16. "Low level" or "embedded" EM

EM and embedded systems might match up quite well as we aim to make use of primitives that are more meaningful in the real world anyway. Possible systems to be developed include: a Hoover clock, or football playing robots with little fan and ping pong balls. For related references see Rodney Brooks's work, and variants of LOGO. A possible implementation strategy involves modelling on a "big" system, then using prototype translation tools that have been developed in the past, such as def2proc, and another filter, say proc2c, before compiling for the target system. This could be based on Rod Moore's COA buggies. An alternative implementation route involves writing a low level Definition Maintainer to control hardware.


17. Development and use of the DAM machine

This project will build on James Allderidge's DoNaLD to DAM compiler (1997). The DAM (Definitive Assembler Maintainer) machine is written in ARM code for execution on the Acorn RISC PC platform. Possible extensions to Allderidge's project include greater dynamism in the compilation process and/or the compilation of additional definitive notations.

There is potentially scope for experimental and creative use of the DAM machine. Possible case-studies include the implementation of heapsort, direct screen driving and definitive addressing.


Reflection on EM


18. Comprehension and re-use of EM models

Understanding EM models poses quite different challenges from normal program comprehension. Experimental interaction with models plays a significant role. The aim of this project is to reflect on the qualities and weaknesses of EM models as they are currently being developed and documented. A suitable focus for the project might be the eight versions of the Pjawns board game that were created for the practical assignment in CS405 in 2002-3; analysing these with a view to identifying principles for comprehension and re-use that could then be applied to the construction of a tournament, and for the development of a 'supermodel' that combines the best qualities of each of the individual models. Analysis of other simpler EM models would be a necessary prerequisite activity, but the emphasis in this project would be on 'EM-user' interaction, reflection and documentation rather than large scale model-building.

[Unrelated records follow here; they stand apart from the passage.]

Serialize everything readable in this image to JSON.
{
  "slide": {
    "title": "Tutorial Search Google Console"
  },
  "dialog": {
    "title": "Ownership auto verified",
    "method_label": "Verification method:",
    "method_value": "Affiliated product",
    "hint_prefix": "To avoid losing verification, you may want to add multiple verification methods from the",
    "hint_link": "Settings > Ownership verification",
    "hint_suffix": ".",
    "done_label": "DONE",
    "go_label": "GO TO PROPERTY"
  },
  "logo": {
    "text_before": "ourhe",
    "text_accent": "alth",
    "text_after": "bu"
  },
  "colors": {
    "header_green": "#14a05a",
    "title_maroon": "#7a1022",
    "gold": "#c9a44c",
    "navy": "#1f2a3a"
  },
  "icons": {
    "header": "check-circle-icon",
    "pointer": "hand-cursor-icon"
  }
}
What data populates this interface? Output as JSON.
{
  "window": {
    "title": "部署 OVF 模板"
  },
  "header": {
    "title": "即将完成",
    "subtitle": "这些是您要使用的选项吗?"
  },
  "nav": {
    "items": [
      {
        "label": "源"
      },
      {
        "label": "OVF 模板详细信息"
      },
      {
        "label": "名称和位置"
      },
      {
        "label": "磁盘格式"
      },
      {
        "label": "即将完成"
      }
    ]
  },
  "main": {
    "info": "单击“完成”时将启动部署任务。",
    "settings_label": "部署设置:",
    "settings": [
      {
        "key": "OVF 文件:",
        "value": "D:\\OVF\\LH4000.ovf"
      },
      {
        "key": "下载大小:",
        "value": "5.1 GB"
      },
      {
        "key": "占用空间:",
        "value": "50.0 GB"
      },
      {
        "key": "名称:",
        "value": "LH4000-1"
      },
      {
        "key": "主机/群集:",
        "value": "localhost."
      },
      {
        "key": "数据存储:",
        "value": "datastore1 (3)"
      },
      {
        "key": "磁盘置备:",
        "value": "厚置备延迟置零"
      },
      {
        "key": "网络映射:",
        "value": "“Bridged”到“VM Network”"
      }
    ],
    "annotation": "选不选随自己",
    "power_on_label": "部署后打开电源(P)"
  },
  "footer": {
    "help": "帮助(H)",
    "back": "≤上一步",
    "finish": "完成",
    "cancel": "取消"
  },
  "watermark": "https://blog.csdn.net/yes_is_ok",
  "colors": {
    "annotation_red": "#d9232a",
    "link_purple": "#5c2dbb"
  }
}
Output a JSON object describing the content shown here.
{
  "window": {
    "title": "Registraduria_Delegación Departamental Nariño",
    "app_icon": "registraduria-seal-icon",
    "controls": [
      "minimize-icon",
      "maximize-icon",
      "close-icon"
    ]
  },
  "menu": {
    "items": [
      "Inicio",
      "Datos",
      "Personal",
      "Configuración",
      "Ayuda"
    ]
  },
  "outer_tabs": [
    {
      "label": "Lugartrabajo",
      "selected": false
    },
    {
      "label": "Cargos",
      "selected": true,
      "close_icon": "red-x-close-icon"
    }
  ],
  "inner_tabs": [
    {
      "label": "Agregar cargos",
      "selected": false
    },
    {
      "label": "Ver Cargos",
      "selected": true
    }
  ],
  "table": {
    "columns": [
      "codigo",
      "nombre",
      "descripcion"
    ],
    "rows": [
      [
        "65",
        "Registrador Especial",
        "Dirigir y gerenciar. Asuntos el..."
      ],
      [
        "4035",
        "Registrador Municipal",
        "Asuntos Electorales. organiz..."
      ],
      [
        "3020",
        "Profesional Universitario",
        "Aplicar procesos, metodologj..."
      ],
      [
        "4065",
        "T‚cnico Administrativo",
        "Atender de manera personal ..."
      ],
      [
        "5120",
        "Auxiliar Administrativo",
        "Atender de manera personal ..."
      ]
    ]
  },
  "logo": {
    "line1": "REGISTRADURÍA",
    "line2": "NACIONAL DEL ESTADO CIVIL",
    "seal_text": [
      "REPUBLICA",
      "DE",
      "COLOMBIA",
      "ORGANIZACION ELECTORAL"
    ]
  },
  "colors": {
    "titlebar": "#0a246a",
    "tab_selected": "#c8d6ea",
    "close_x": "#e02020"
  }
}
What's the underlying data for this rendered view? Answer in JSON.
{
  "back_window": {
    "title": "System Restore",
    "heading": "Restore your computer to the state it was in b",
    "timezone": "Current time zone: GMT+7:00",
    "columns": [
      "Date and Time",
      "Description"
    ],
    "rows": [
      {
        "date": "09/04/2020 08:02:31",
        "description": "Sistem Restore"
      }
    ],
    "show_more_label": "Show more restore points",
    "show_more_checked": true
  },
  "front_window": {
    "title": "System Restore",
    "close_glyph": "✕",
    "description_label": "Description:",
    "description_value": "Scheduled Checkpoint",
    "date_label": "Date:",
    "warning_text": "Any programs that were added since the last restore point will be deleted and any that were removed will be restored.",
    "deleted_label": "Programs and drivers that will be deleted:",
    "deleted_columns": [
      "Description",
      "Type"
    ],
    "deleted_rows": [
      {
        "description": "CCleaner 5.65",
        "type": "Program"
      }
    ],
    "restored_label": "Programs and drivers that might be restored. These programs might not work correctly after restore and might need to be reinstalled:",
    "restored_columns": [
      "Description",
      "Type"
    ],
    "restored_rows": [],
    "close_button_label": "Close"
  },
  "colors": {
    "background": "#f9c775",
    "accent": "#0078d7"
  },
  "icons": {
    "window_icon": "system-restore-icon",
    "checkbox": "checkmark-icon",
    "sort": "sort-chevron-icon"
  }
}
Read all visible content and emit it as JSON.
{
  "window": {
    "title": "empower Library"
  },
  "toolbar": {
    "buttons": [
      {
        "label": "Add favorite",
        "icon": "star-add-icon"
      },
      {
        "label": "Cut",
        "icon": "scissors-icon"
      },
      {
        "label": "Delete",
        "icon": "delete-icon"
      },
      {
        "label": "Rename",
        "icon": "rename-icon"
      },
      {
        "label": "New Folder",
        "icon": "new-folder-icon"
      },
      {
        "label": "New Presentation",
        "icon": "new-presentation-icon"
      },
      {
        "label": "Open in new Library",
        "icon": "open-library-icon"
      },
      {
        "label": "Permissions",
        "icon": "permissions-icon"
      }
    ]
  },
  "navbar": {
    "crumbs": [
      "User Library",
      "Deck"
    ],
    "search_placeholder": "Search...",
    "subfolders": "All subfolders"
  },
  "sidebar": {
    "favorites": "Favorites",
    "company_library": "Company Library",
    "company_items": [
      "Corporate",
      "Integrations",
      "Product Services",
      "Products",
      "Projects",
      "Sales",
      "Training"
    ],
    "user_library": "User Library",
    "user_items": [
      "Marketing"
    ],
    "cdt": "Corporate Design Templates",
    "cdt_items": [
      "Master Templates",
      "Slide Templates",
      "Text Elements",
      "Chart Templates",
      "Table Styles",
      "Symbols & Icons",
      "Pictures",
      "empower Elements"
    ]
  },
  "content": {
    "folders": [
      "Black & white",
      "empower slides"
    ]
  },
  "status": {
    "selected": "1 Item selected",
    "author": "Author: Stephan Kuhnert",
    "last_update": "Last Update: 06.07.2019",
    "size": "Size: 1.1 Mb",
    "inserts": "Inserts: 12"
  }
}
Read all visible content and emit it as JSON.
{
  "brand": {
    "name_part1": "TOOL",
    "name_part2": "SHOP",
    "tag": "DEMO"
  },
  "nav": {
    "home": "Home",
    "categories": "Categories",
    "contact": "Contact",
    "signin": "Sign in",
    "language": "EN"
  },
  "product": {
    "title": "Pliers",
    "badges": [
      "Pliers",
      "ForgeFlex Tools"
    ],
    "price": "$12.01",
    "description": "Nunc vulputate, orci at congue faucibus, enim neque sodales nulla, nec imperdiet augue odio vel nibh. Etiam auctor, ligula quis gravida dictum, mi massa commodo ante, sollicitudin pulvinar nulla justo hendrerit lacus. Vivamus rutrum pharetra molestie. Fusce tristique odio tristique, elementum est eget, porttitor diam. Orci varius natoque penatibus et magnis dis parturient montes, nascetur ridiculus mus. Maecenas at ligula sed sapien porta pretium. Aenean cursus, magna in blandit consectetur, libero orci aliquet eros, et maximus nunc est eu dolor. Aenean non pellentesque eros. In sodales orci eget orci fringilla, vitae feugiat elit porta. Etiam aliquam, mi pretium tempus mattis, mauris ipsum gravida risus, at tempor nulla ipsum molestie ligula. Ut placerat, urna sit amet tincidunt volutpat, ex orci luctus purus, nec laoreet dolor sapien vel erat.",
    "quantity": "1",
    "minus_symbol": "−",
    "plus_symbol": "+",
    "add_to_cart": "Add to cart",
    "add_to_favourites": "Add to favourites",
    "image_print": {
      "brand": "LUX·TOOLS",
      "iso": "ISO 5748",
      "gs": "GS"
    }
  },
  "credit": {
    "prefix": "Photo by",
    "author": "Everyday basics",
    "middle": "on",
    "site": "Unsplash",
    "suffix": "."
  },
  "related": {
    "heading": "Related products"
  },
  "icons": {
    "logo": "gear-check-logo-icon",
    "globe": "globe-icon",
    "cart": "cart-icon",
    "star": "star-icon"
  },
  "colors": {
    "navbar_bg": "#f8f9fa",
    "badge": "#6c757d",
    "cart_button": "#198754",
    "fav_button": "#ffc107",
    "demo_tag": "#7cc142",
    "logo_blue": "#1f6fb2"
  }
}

19. Comparison and evaluation: EM principles and tools in context

There are many commercial packages and tools that have points of connection with EM. In evaluating EM, there is a need for us to be aware of the qualities and power of existing packages, and where the principles and tools they employ differ and overlap. The aim of this project is to develop small case studies that enable us to assess EM principles and tools in relation to other approaches. Examples might include: (relatively small) applications of Excel, Mathematica, Matlab, Labview, AgentSheets, VB, Perl etc that - typically, but not necessarily, through the development of EM models to address them - serve to shed light on the strengths and weaknesses of EM. For this project, the final report would take the form of a critique of EM, with recommendations concerning respects in which EM principles and tools can be improved.


20. Assessment and quality assurance for EM models

This is your opportunity to influence the assessment of your own third year project even as you are doing it! The aim of the project is to develop principles, tools and techniques that can be used to assess the quality of EM models, such as might be applied in particular to determine which of the many models in the EM archive are most faithful to EM principles, and make the most effective and authentic use of the EM tools. There are a number of aspects to the project that could be developed: devising extensions to existing models that allow them to be viewed and manipulated in the way that an assessor might wish to treat them, supplying metrics to record the number of definitions, building special-purpose tools to strip away the automatic agency so as to expose the primitive experimental interaction that normally precedes automation, specifying testing strategies that can be used to assess families of models such as the eight versions of the Pjawns game mentioned above. This project could include some examples of poor use of EM principles and tools, together with proposals for how these can be redeemed through reworking models or refining tools.